▸ What you will do: Which lines mention "shortcut"? Show each one from the listing.

▸ Data:
----------
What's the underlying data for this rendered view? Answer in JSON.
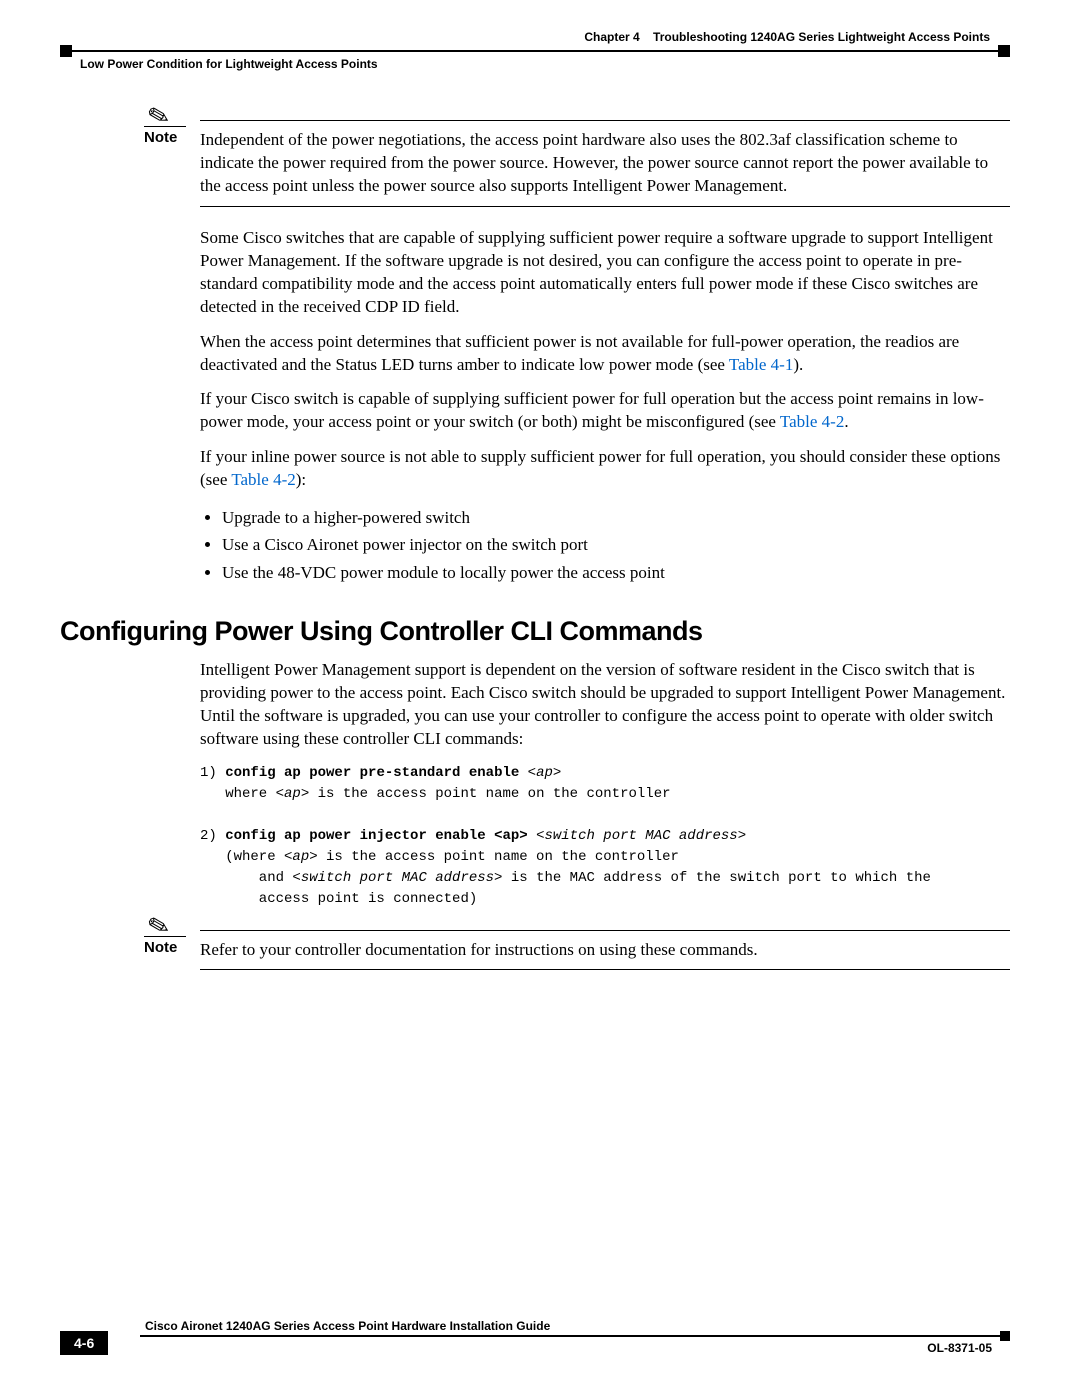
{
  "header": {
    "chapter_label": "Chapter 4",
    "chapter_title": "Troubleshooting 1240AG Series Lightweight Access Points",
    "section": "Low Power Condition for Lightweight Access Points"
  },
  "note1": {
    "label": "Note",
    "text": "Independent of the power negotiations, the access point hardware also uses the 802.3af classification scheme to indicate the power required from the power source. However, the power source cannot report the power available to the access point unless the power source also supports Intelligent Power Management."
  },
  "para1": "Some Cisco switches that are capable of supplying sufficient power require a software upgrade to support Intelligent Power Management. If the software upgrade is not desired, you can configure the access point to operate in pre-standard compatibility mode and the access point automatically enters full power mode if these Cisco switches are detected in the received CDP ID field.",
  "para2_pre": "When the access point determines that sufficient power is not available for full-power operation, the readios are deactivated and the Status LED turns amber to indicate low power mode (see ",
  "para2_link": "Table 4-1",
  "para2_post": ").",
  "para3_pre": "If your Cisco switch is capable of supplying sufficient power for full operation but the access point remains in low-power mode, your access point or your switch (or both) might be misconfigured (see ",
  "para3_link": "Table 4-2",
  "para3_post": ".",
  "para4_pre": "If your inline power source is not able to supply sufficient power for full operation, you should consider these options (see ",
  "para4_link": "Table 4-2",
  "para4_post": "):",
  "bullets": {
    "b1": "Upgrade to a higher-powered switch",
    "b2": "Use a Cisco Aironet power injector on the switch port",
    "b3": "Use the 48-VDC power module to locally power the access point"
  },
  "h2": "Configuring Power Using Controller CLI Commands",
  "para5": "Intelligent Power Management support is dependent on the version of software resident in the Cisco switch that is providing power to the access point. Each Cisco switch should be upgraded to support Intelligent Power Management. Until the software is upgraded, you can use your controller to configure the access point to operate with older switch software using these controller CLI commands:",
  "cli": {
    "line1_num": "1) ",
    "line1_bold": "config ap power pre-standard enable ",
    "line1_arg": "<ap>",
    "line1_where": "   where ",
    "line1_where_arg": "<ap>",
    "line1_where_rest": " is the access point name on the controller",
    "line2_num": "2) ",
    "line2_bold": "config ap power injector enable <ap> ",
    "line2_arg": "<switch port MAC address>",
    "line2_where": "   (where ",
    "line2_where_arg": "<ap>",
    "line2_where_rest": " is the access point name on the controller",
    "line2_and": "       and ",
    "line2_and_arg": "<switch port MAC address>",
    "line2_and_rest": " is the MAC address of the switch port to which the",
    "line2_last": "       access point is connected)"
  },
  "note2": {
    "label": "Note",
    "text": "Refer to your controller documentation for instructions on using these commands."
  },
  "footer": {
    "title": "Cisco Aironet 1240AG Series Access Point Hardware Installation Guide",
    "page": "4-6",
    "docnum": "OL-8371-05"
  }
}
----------
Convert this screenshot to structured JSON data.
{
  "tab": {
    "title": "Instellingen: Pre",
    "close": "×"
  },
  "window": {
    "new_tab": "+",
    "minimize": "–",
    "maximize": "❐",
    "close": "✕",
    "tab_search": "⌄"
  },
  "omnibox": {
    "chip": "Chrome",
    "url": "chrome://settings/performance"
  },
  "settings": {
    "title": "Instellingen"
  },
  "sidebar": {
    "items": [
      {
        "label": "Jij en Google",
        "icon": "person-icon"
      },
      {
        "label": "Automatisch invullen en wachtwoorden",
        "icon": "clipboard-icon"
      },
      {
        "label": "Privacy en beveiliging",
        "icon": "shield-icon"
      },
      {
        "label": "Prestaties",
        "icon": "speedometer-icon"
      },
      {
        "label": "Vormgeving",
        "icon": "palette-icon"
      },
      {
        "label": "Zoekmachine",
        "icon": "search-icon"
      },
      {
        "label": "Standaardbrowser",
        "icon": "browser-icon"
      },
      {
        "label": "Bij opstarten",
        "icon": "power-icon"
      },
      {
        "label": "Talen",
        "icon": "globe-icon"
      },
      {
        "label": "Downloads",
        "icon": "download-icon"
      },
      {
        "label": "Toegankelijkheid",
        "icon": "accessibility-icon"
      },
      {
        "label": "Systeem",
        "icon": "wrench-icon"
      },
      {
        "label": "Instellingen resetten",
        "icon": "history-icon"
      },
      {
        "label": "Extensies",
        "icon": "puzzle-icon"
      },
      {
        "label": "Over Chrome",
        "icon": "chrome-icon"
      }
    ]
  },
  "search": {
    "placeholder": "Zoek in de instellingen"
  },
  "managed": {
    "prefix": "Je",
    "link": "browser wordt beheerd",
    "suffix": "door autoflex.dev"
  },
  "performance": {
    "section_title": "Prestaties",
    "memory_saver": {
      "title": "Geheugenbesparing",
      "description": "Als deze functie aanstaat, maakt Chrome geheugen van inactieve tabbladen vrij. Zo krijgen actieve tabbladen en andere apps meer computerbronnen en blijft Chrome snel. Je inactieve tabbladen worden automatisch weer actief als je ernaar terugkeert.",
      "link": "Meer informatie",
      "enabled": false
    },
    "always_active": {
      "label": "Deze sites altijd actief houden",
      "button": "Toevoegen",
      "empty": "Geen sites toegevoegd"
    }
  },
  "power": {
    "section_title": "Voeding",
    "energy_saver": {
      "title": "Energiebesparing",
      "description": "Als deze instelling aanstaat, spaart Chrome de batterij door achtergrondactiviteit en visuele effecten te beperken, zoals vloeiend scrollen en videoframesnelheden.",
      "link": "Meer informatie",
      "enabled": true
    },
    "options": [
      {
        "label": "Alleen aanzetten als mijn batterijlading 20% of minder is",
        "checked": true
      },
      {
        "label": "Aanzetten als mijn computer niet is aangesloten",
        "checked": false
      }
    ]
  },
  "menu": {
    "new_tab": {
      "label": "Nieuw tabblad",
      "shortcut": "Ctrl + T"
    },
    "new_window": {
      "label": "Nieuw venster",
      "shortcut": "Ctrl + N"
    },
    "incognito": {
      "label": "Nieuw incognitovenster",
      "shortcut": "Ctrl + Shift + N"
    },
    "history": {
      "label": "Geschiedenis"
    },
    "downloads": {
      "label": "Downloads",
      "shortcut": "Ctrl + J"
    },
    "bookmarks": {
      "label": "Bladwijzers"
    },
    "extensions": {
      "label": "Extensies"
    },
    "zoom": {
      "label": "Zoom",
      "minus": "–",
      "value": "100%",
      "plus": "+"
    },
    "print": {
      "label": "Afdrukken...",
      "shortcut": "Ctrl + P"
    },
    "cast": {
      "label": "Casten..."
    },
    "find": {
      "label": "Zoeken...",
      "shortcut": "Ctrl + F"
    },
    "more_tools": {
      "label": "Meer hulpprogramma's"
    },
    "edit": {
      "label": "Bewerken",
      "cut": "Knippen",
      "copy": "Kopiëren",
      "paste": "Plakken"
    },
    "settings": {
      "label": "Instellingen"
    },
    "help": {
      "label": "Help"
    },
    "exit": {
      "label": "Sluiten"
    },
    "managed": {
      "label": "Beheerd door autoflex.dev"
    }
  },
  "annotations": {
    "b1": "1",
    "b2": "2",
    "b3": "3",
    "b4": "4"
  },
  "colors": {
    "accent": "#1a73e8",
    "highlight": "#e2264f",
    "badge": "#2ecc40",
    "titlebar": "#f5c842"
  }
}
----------
▸ Exercise result:
      "shortcut": "Ctrl + T"
      "shortcut": "Ctrl + N"
      "shortcut": "Ctrl + Shift + N"
      "shortcut": "Ctrl + J"
      "shortcut": "Ctrl + P"
      "shortcut": "Ctrl + F"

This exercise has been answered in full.